**Activity**
A word-for-word copy of the listing is needed. Retype it in full.

**Excerpted data**
══════

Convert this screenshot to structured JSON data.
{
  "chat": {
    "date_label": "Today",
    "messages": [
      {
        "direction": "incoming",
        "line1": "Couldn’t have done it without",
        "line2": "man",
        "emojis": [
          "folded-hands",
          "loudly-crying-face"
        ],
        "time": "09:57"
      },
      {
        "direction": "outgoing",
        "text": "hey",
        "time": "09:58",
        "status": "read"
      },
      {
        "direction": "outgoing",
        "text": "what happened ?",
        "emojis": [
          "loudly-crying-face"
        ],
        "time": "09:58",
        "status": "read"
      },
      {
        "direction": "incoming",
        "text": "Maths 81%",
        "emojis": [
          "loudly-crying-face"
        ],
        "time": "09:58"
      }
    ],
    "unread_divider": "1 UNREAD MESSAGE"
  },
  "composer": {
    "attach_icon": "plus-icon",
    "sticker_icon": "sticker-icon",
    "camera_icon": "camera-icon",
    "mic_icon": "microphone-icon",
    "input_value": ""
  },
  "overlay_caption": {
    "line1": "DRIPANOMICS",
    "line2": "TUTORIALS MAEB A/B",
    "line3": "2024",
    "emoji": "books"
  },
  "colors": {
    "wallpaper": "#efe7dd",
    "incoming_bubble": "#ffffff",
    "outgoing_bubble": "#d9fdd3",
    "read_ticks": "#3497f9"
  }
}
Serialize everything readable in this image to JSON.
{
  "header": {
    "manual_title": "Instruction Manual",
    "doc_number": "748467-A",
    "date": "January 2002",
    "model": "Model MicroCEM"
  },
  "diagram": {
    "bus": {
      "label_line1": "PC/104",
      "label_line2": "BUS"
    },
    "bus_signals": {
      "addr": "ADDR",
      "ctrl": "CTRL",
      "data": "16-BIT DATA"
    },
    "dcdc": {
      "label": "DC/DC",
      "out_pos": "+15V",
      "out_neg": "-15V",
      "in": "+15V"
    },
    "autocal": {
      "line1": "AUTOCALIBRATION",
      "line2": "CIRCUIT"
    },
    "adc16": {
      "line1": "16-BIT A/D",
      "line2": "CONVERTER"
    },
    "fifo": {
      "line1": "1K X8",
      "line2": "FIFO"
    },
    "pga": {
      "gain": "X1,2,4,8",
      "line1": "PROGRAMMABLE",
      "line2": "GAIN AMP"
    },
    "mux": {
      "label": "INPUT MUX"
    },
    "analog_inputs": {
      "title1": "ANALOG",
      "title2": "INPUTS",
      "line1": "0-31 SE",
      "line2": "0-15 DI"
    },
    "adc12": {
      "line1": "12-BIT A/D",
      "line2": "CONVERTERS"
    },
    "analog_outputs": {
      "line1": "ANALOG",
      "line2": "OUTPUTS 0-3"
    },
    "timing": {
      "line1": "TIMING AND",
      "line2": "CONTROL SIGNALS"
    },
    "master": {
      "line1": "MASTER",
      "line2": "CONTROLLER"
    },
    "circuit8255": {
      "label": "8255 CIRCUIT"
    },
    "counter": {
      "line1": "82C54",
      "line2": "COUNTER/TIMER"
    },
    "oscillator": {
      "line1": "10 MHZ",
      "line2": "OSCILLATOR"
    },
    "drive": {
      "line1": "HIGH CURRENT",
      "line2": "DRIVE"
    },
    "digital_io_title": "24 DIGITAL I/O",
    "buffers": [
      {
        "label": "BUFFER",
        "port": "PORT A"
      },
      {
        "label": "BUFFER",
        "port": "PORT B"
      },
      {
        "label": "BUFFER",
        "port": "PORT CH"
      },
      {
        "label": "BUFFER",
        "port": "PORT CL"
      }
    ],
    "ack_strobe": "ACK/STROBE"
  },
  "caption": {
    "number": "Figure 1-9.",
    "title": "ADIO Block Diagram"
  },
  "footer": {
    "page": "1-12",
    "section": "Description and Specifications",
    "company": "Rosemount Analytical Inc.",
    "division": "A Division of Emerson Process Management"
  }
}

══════

**Solution to this problem**
Convert this screenshot to structured JSON data.
{
  "chat": {
    "date_label": "Today",
    "messages": [
      {
        "direction": "incoming",
        "line1": "Couldn’t have done it without",
        "line2": "man",
        "emojis": [
          "folded-hands",
          "loudly-crying-face"
        ],
        "time": "09:57"
      },
      {
        "direction": "outgoing",
        "text": "hey",
        "time": "09:58",
        "status": "read"
      },
      {
        "direction": "outgoing",
        "text": "what happened ?",
        "emojis": [
          "loudly-crying-face"
        ],
        "time": "09:58",
        "status": "read"
      },
      {
        "direction": "incoming",
        "text": "Maths 81%",
        "emojis": [
          "loudly-crying-face"
        ],
        "time": "09:58"
      }
    ],
    "unread_divider": "1 UNREAD MESSAGE"
  },
  "composer": {
    "attach_icon": "plus-icon",
    "sticker_icon": "sticker-icon",
    "camera_icon": "camera-icon",
    "mic_icon": "microphone-icon",
    "input_value": ""
  },
  "overlay_caption": {
    "line1": "DRIPANOMICS",
    "line2": "TUTORIALS MAEB A/B",
    "line3": "2024",
    "emoji": "books"
  },
  "colors": {
    "wallpaper": "#efe7dd",
    "incoming_bubble": "#ffffff",
    "outgoing_bubble": "#d9fdd3",
    "read_ticks": "#3497f9"
  }
}
Serialize everything readable in this image to JSON.
{
  "header": {
    "manual_title": "Instruction Manual",
    "doc_number": "748467-A",
    "date": "January 2002",
    "model": "Model MicroCEM"
  },
  "diagram": {
    "bus": {
      "label_line1": "PC/104",
      "label_line2": "BUS"
    },
    "bus_signals": {
      "addr": "ADDR",
      "ctrl": "CTRL",
      "data": "16-BIT DATA"
    },
    "dcdc": {
      "label": "DC/DC",
      "out_pos": "+15V",
      "out_neg": "-15V",
      "in": "+15V"
    },
    "autocal": {
      "line1": "AUTOCALIBRATION",
      "line2": "CIRCUIT"
    },
    "adc16": {
      "line1": "16-BIT A/D",
      "line2": "CONVERTER"
    },
    "fifo": {
      "line1": "1K X8",
      "line2": "FIFO"
    },
    "pga": {
      "gain": "X1,2,4,8",
      "line1": "PROGRAMMABLE",
      "line2": "GAIN AMP"
    },
    "mux": {
      "label": "INPUT MUX"
    },
    "analog_inputs": {
      "title1": "ANALOG",
      "title2": "INPUTS",
      "line1": "0-31 SE",
      "line2": "0-15 DI"
    },
    "adc12": {
      "line1": "12-BIT A/D",
      "line2": "CONVERTERS"
    },
    "analog_outputs": {
      "line1": "ANALOG",
      "line2": "OUTPUTS 0-3"
    },
    "timing": {
      "line1": "TIMING AND",
      "line2": "CONTROL SIGNALS"
    },
    "master": {
      "line1": "MASTER",
      "line2": "CONTROLLER"
    },
    "circuit8255": {
      "label": "8255 CIRCUIT"
    },
    "counter": {
      "line1": "82C54",
      "line2": "COUNTER/TIMER"
    },
    "oscillator": {
      "line1": "10 MHZ",
      "line2": "OSCILLATOR"
    },
    "drive": {
      "line1": "HIGH CURRENT",
      "line2": "DRIVE"
    },
    "digital_io_title": "24 DIGITAL I/O",
    "buffers": [
      {
        "label": "BUFFER",
        "port": "PORT A"
      },
      {
        "label": "BUFFER",
        "port": "PORT B"
      },
      {
        "label": "BUFFER",
        "port": "PORT CH"
      },
      {
        "label": "BUFFER",
        "port": "PORT CL"
      }
    ],
    "ack_strobe": "ACK/STROBE"
  },
  "caption": {
    "number": "Figure 1-9.",
    "title": "ADIO Block Diagram"
  },
  "footer": {
    "page": "1-12",
    "section": "Description and Specifications",
    "company": "Rosemount Analytical Inc.",
    "division": "A Division of Emerson Process Management"
  }
}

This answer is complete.